Many official-sounding, highly technical terms in the medical field are thrown around. To the layman, they sound the same–very confusing. Two terms that are used interchangeably all the time are ultrasound and sonogram. While they are related, they are not identical. Is there a difference between ultrasound vs. sonogram? Yes, there is, and we will explain it here.
What Is Ultrasound?
An ultrasound is a noninvasive procedure that doctors use to diagnose patients. Ultrasound machines, like the Philips IE33, allow technicians and doctors to see the inner structures and organs in a patient without having to make an incision. Ultrasound is also known as sonography, which is where the confusion lies. The ultrasound machine uses high-frequency sound waves, emitted from a transducer probe, to create the images. The waves bounce off the inner structures and return to the probe. The speed and angle at which the waves return to the probe indicate where things are. That information goes to the CPU, algorithms are applied, computations are finalized, and an image is produced on the monitor. Ultrasound images are most commonly associated with pregnancy and checking on the development of the baby. There are many other applications for the science, though, and doctors use it to find broken bones, tumors, and to heal patients with chronic pain.
What Is a Sonogram?
Once all that data is fed into the CPU, the image that is created is the sonogram. Sonogram is just a fancy way to say image. The real-time image that the technician and patient look at on the screen and any still pictures captured are sonograms.
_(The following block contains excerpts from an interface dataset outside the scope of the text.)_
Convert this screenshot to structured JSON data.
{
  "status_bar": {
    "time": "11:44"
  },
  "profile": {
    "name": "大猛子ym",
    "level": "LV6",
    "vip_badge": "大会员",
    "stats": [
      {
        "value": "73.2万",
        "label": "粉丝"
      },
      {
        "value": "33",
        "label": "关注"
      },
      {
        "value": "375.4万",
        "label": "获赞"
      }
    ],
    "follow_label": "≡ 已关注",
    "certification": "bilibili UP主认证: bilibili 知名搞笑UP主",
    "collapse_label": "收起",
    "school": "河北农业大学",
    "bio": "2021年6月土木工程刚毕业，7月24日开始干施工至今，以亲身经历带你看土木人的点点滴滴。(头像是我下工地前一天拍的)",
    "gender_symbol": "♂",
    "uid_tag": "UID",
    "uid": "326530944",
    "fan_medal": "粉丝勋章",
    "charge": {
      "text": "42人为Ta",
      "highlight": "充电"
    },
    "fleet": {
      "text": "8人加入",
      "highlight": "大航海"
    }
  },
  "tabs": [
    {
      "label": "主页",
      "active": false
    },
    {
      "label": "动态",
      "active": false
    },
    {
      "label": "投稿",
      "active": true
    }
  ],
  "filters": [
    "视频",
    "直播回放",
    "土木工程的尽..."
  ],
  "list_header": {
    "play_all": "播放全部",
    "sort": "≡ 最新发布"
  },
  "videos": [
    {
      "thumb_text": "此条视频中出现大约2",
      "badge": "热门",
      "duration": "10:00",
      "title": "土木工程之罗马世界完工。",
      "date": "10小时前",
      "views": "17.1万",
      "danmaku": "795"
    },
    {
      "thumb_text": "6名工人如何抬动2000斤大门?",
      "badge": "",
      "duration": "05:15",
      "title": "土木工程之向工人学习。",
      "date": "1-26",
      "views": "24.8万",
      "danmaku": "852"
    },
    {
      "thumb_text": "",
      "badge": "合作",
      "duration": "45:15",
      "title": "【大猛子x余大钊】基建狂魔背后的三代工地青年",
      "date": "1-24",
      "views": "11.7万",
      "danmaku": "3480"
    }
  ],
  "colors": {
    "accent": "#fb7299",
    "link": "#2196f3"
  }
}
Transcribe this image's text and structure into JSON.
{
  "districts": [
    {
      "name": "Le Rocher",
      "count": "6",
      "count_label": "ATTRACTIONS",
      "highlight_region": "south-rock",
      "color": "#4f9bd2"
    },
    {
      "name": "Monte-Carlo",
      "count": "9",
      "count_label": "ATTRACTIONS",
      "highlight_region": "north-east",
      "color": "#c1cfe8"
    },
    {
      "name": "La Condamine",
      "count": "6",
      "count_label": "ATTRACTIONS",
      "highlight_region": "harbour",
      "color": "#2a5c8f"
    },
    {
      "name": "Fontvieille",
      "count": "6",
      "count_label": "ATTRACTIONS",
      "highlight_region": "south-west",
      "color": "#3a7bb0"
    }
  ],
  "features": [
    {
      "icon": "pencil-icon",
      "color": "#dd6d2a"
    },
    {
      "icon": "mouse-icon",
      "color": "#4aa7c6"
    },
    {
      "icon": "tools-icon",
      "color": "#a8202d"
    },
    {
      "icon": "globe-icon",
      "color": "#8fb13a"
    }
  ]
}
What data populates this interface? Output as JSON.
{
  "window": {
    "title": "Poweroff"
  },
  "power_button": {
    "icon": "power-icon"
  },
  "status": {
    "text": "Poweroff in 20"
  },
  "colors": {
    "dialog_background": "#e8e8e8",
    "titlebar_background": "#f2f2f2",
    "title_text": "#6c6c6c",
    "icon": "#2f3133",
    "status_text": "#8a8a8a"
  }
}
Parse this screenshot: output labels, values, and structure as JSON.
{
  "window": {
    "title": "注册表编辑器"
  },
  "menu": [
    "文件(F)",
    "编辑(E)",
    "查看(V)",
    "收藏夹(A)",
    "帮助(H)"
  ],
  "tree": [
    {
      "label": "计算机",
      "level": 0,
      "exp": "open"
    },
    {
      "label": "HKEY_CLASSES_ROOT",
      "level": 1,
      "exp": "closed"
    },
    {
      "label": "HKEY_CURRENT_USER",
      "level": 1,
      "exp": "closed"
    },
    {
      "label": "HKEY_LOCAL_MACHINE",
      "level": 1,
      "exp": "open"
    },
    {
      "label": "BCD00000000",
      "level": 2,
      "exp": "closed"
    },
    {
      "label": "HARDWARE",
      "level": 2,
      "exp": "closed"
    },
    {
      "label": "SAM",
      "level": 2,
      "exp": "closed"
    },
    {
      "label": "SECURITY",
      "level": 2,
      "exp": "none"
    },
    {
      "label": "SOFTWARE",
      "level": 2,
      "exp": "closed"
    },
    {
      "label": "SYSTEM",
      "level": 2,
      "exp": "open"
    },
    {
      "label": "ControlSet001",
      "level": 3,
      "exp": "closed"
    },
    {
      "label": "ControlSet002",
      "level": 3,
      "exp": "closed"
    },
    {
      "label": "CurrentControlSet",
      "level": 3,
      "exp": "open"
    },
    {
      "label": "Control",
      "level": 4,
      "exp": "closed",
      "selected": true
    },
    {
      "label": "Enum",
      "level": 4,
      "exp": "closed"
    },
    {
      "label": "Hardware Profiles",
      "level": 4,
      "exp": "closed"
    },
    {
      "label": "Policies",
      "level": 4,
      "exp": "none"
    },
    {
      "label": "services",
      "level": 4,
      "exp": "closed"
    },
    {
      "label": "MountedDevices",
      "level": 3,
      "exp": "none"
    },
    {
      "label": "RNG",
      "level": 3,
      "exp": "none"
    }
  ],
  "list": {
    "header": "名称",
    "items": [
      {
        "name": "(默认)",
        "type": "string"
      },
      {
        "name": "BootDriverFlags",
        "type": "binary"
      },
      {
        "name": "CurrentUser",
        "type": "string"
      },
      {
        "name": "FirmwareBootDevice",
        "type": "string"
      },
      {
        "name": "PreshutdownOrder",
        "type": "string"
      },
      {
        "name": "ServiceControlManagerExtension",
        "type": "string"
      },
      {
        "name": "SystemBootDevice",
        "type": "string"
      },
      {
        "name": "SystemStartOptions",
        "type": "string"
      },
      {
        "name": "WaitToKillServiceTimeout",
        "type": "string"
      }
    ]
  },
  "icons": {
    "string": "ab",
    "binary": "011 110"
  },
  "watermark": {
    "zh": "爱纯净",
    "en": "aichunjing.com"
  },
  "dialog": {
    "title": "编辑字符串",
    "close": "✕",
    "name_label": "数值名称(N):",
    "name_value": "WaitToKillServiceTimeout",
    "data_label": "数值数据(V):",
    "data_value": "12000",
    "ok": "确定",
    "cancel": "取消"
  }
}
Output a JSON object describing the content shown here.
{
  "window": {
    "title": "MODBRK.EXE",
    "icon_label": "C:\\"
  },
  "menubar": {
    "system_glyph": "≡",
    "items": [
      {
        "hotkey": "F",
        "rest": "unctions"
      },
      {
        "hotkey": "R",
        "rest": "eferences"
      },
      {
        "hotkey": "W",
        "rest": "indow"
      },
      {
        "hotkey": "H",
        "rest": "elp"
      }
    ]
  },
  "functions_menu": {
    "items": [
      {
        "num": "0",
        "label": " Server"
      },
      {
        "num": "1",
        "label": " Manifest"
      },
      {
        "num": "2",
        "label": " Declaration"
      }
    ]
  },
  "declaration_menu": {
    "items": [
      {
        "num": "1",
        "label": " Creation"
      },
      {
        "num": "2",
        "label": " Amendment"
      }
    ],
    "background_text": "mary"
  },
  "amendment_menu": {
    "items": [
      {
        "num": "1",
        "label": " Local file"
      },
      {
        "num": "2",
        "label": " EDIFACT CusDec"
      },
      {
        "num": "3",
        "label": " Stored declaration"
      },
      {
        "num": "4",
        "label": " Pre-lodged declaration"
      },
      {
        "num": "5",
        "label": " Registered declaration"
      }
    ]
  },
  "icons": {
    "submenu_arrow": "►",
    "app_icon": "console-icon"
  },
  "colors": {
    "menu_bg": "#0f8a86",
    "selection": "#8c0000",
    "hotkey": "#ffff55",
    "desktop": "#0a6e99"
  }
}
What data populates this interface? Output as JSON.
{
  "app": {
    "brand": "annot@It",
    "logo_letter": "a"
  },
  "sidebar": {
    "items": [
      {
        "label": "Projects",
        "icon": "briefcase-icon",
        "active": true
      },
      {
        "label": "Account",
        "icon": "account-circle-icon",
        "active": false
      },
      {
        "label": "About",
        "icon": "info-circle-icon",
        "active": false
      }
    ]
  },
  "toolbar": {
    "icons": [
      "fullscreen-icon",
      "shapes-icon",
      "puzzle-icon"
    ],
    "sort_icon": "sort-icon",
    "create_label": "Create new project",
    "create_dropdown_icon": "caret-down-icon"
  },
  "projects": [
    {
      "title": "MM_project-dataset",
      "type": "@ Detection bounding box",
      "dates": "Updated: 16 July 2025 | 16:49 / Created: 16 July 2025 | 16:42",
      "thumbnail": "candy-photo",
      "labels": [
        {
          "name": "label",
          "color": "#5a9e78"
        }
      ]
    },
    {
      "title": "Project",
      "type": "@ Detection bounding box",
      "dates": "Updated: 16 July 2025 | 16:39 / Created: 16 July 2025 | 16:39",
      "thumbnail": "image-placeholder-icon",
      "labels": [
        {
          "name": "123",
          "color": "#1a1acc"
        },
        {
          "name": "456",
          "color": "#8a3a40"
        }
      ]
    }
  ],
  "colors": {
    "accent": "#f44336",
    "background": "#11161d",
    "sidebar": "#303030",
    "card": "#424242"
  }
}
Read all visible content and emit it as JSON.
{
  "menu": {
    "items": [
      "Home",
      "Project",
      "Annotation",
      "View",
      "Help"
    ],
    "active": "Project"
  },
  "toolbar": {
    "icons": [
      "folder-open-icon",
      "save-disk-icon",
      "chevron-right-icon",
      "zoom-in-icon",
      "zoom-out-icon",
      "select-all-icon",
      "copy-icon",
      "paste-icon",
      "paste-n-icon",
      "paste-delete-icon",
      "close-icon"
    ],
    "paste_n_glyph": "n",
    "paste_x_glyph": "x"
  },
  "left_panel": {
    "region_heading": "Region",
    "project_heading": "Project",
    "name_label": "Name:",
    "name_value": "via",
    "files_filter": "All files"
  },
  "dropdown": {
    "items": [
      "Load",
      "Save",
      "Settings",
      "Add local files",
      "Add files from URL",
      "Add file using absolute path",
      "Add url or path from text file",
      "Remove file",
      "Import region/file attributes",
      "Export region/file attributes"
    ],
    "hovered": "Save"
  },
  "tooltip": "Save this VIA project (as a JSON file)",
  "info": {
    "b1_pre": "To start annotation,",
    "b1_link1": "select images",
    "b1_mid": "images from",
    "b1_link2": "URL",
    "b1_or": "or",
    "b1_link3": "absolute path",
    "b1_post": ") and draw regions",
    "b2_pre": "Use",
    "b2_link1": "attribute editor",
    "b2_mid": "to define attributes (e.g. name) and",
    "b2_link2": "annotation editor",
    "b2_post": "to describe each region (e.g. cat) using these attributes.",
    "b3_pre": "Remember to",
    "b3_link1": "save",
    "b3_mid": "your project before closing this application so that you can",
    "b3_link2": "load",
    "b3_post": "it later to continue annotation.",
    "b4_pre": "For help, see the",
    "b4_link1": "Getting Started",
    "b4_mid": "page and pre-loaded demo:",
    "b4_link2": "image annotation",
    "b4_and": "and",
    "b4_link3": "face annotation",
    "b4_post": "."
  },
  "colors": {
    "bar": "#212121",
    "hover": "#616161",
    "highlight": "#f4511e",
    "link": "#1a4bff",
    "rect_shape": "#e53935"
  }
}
It’s easy to see how the two words are intertwined and used in place of each other. They are related terms, and one wouldn’t exist without the other.